(Element data from apps and pages)
- Opening Delimiter -

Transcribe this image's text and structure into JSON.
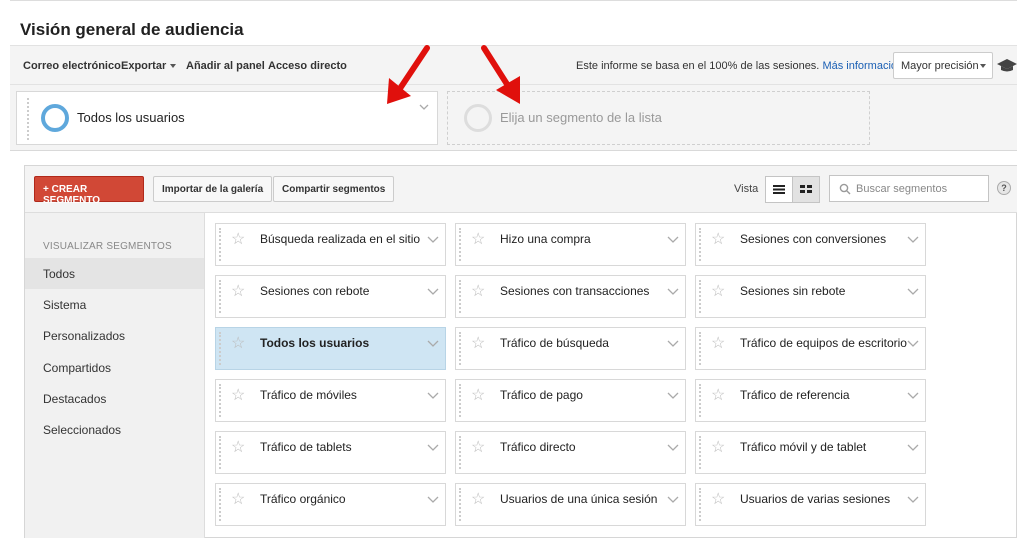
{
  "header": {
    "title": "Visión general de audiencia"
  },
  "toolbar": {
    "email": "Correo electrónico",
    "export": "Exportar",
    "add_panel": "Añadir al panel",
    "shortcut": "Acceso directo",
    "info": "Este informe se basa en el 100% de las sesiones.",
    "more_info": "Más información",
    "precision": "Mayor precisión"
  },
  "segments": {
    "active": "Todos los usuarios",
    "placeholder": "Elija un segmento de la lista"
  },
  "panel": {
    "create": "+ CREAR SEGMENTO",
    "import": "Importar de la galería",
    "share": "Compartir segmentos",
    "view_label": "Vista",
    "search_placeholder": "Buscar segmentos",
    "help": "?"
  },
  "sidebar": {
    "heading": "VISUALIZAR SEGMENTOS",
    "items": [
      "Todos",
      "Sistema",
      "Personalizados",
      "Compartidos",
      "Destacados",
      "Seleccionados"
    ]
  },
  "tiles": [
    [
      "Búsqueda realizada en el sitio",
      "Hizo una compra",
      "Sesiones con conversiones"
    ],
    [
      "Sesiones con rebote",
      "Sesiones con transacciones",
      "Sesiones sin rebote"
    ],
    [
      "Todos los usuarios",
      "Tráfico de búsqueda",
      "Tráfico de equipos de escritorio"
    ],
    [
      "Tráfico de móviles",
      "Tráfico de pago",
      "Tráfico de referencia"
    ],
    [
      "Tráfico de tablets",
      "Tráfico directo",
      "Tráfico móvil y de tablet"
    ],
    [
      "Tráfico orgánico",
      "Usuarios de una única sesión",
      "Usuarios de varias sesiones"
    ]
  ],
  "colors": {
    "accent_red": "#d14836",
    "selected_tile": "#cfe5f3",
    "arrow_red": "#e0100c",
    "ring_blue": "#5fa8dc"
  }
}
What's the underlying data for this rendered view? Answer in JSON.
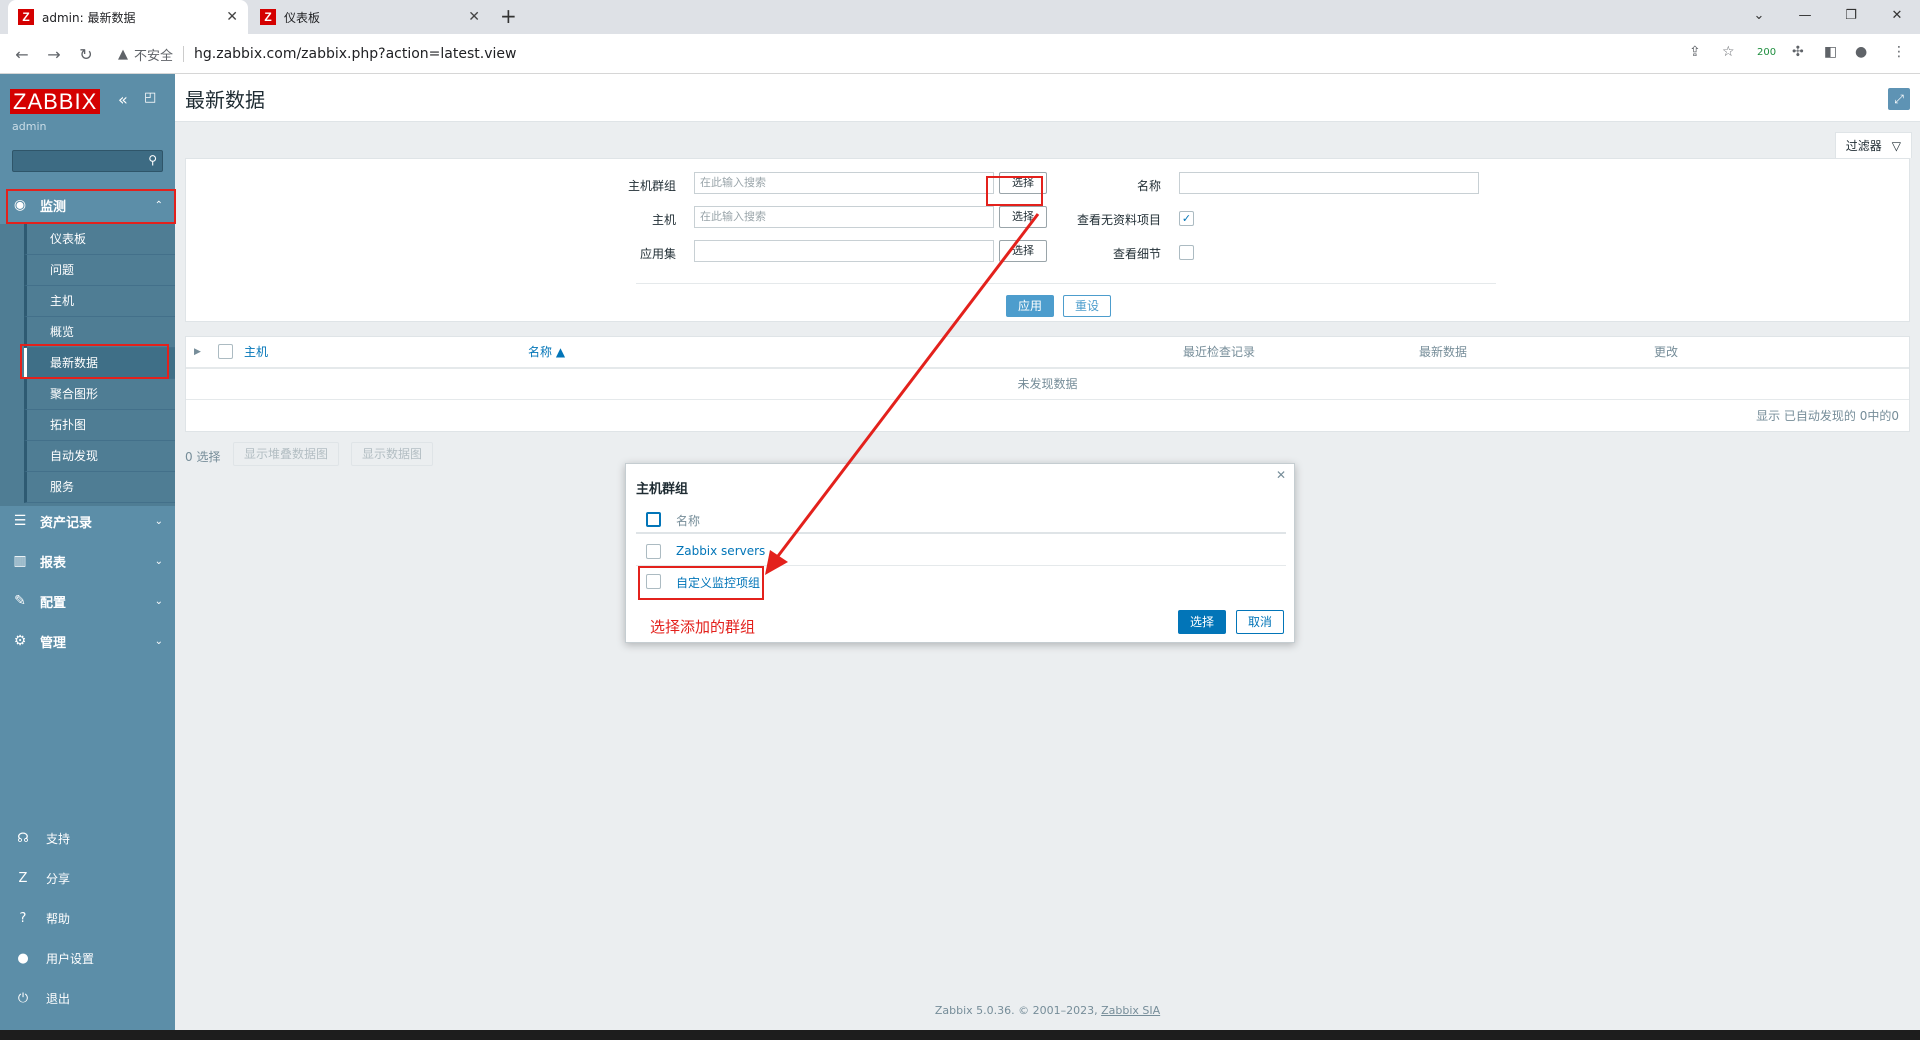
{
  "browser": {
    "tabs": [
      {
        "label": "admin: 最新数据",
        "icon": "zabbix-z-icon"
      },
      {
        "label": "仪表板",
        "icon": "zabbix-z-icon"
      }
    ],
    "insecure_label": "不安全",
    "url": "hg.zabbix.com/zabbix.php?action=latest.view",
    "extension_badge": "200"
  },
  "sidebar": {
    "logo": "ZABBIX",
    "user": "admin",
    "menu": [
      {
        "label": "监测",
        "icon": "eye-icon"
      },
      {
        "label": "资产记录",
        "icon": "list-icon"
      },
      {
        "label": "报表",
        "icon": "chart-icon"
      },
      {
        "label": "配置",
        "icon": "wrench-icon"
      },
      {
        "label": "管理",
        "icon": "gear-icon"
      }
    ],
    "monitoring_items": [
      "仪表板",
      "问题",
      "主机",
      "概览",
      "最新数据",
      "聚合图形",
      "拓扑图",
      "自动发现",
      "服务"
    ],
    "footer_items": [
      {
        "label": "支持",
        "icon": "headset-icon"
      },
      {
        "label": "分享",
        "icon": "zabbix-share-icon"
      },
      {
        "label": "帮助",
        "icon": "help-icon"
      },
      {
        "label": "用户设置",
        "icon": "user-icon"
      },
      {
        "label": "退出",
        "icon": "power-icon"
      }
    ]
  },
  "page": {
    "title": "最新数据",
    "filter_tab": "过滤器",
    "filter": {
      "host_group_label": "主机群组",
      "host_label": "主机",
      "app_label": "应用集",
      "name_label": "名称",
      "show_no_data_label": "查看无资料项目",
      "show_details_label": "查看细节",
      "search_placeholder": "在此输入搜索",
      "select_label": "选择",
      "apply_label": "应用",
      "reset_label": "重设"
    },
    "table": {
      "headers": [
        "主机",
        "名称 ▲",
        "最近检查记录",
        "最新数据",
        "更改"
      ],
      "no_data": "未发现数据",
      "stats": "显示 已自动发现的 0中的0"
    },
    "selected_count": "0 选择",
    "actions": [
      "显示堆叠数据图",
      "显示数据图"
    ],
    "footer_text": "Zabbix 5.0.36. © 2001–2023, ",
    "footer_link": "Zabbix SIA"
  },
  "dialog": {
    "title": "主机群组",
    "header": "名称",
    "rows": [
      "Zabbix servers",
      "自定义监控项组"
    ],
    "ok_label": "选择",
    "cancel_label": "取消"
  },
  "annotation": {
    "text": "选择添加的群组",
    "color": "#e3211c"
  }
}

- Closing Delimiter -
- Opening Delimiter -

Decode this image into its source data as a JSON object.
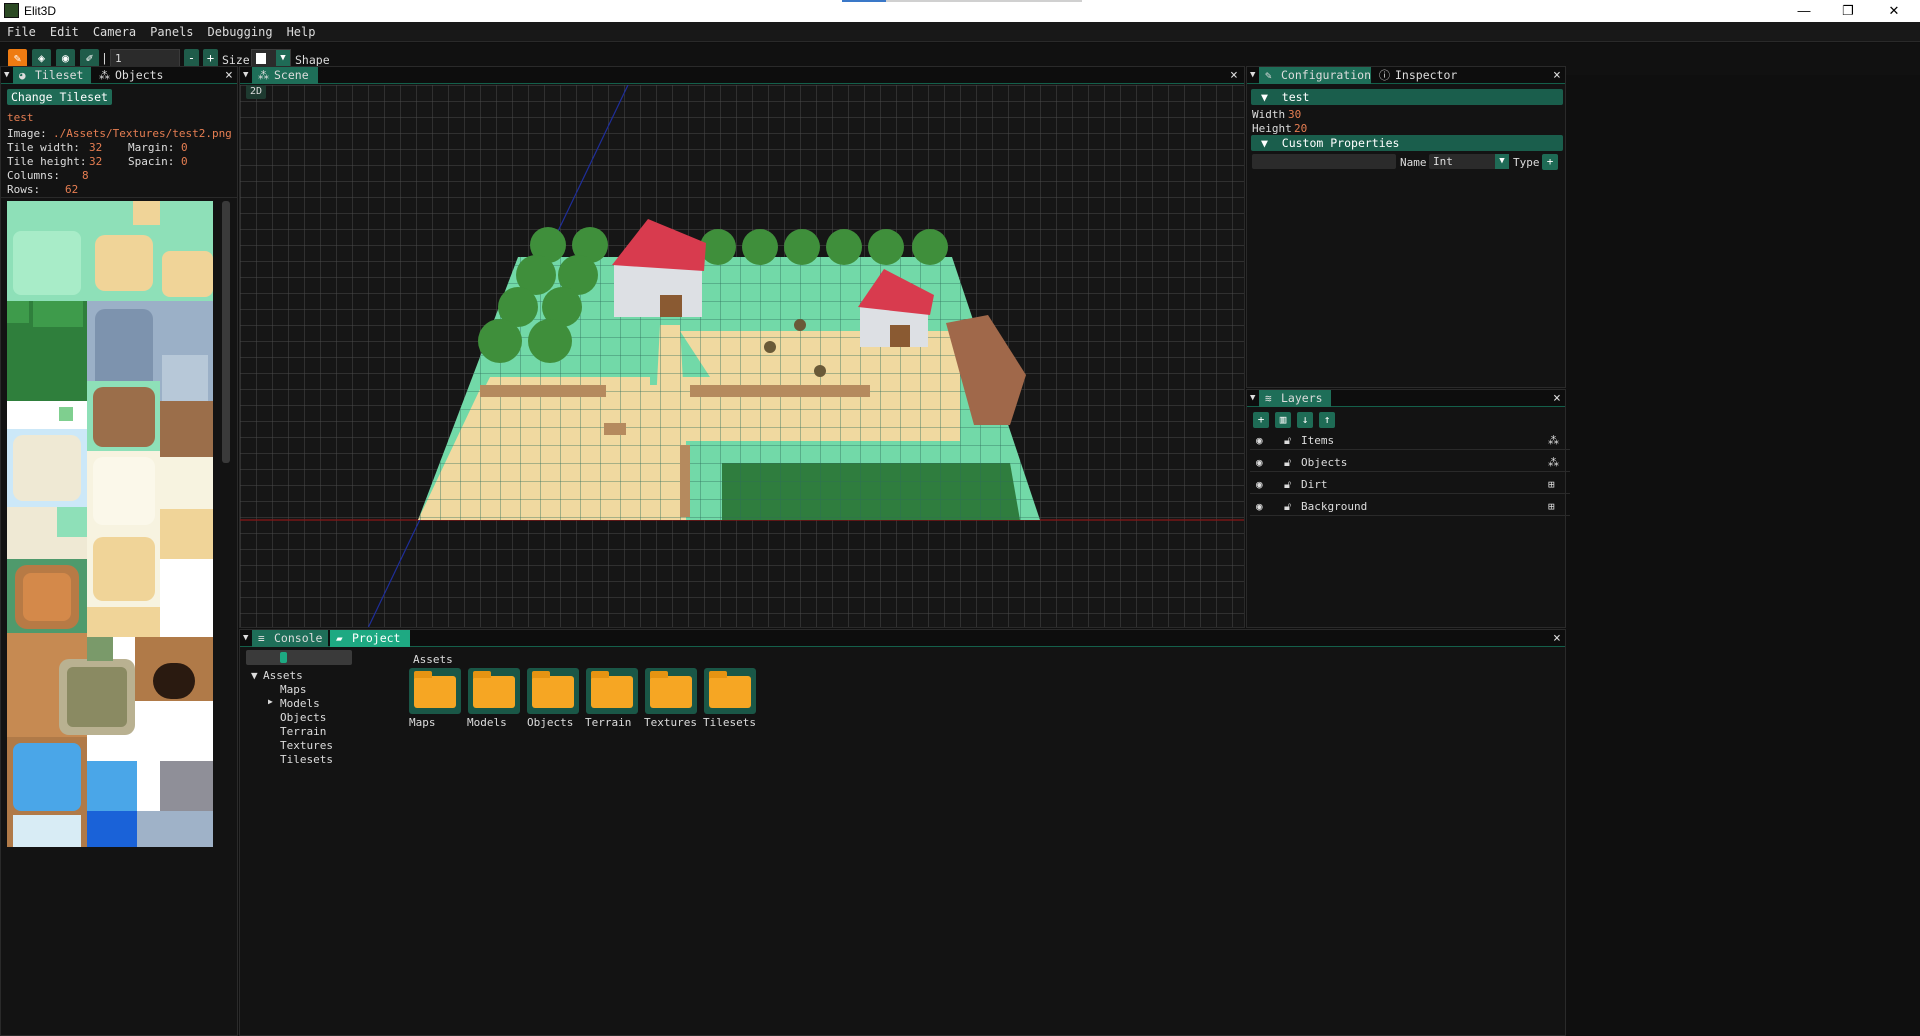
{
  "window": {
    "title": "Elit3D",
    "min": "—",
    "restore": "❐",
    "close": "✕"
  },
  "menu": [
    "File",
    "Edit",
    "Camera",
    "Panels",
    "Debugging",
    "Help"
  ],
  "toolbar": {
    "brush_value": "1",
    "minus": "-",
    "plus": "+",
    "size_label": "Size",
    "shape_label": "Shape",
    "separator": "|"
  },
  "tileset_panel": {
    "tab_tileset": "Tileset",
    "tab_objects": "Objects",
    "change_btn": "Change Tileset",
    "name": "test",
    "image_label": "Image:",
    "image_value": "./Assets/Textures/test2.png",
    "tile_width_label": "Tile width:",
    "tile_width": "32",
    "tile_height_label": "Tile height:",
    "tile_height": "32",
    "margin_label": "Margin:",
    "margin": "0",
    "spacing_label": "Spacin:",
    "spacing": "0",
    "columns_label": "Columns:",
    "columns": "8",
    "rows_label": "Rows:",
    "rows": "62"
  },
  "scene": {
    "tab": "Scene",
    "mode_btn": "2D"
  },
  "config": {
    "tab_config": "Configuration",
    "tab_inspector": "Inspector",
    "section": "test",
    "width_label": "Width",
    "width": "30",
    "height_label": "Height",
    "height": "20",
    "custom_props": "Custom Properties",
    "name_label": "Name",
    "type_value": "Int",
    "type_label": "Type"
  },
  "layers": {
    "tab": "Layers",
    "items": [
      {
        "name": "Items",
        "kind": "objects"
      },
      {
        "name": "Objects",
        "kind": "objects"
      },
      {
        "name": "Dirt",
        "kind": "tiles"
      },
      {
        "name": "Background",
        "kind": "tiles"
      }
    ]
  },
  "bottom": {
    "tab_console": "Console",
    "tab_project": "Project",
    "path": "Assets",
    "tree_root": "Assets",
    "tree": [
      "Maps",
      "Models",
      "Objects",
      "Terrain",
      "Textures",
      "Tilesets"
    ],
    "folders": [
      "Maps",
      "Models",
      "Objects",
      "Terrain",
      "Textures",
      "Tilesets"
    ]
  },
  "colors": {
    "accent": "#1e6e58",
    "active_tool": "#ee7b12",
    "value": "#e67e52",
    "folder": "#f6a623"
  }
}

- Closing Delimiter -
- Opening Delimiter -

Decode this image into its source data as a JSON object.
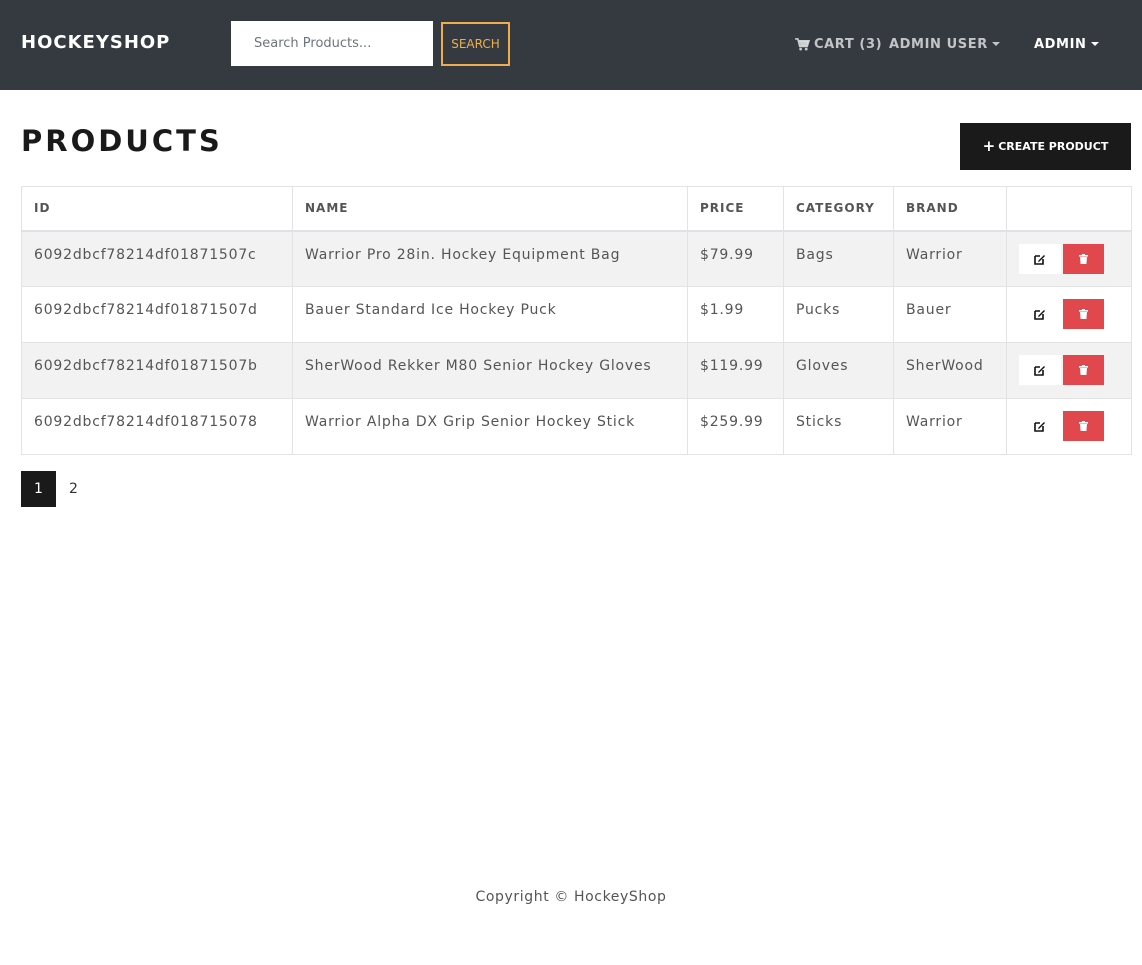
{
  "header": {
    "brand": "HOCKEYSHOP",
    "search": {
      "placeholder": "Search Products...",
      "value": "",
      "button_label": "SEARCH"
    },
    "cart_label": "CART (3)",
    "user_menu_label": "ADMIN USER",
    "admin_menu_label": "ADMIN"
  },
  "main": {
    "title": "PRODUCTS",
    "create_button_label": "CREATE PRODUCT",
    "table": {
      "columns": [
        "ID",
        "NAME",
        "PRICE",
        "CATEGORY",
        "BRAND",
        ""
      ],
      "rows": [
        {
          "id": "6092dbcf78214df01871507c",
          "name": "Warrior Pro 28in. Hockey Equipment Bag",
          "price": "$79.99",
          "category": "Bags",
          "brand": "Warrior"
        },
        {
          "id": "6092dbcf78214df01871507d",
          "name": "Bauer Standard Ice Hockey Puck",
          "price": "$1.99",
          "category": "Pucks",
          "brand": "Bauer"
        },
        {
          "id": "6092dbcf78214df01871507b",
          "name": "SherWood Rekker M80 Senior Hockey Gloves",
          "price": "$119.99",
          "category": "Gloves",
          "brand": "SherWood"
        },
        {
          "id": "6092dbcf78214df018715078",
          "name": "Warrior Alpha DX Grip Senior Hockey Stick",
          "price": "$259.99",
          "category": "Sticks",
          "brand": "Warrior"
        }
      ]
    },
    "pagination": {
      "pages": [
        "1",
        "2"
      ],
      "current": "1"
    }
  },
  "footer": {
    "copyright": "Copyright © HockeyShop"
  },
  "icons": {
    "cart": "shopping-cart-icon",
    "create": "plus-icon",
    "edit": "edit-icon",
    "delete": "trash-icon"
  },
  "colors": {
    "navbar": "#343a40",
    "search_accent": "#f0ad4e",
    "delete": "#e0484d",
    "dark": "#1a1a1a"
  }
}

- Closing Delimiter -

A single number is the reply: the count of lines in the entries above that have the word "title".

Your response: 5